### What you are asked to do
Please repeat the data shown below, word for word.

### Data for the task

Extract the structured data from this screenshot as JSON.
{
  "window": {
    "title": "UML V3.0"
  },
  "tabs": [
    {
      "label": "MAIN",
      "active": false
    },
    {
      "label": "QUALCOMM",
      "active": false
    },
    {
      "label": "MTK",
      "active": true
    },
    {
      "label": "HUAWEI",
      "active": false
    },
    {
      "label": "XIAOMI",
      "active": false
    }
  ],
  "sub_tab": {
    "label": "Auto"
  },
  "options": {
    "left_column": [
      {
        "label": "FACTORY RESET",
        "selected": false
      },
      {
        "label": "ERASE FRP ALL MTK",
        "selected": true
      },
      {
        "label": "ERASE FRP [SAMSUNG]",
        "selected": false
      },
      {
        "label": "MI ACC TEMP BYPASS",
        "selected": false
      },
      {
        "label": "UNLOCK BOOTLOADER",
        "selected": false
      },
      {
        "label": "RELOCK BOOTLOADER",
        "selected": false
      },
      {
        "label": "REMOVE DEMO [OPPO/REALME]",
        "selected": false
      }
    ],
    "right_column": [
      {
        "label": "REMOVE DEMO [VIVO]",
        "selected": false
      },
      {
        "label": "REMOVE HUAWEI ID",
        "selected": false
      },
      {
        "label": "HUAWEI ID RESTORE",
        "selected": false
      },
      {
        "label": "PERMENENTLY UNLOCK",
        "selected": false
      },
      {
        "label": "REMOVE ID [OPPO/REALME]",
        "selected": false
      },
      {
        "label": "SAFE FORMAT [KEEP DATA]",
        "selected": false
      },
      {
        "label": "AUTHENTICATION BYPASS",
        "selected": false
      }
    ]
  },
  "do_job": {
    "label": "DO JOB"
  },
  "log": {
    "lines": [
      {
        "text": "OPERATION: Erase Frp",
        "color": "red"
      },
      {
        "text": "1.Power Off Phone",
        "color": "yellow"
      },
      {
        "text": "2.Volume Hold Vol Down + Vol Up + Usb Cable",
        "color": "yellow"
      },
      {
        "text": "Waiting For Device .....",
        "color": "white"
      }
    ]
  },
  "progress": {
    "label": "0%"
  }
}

### Response area
Extract the structured data from this screenshot as JSON.
{
  "window": {
    "title": "UML V3.0"
  },
  "tabs": [
    {
      "label": "MAIN",
      "active": false
    },
    {
      "label": "QUALCOMM",
      "active": false
    },
    {
      "label": "MTK",
      "active": true
    },
    {
      "label": "HUAWEI",
      "active": false
    },
    {
      "label": "XIAOMI",
      "active": false
    }
  ],
  "sub_tab": {
    "label": "Auto"
  },
  "options": {
    "left_column": [
      {
        "label": "FACTORY RESET",
        "selected": false
      },
      {
        "label": "ERASE FRP ALL MTK",
        "selected": true
      },
      {
        "label": "ERASE FRP [SAMSUNG]",
        "selected": false
      },
      {
        "label": "MI ACC TEMP BYPASS",
        "selected": false
      },
      {
        "label": "UNLOCK BOOTLOADER",
        "selected": false
      },
      {
        "label": "RELOCK BOOTLOADER",
        "selected": false
      },
      {
        "label": "REMOVE DEMO [OPPO/REALME]",
        "selected": false
      }
    ],
    "right_column": [
      {
        "label": "REMOVE DEMO [VIVO]",
        "selected": false
      },
      {
        "label": "REMOVE HUAWEI ID",
        "selected": false
      },
      {
        "label": "HUAWEI ID RESTORE",
        "selected": false
      },
      {
        "label": "PERMENENTLY UNLOCK",
        "selected": false
      },
      {
        "label": "REMOVE ID [OPPO/REALME]",
        "selected": false
      },
      {
        "label": "SAFE FORMAT [KEEP DATA]",
        "selected": false
      },
      {
        "label": "AUTHENTICATION BYPASS",
        "selected": false
      }
    ]
  },
  "do_job": {
    "label": "DO JOB"
  },
  "log": {
    "lines": [
      {
        "text": "OPERATION: Erase Frp",
        "color": "red"
      },
      {
        "text": "1.Power Off Phone",
        "color": "yellow"
      },
      {
        "text": "2.Volume Hold Vol Down + Vol Up + Usb Cable",
        "color": "yellow"
      },
      {
        "text": "Waiting For Device .....",
        "color": "white"
      }
    ]
  },
  "progress": {
    "label": "0%"
  }
}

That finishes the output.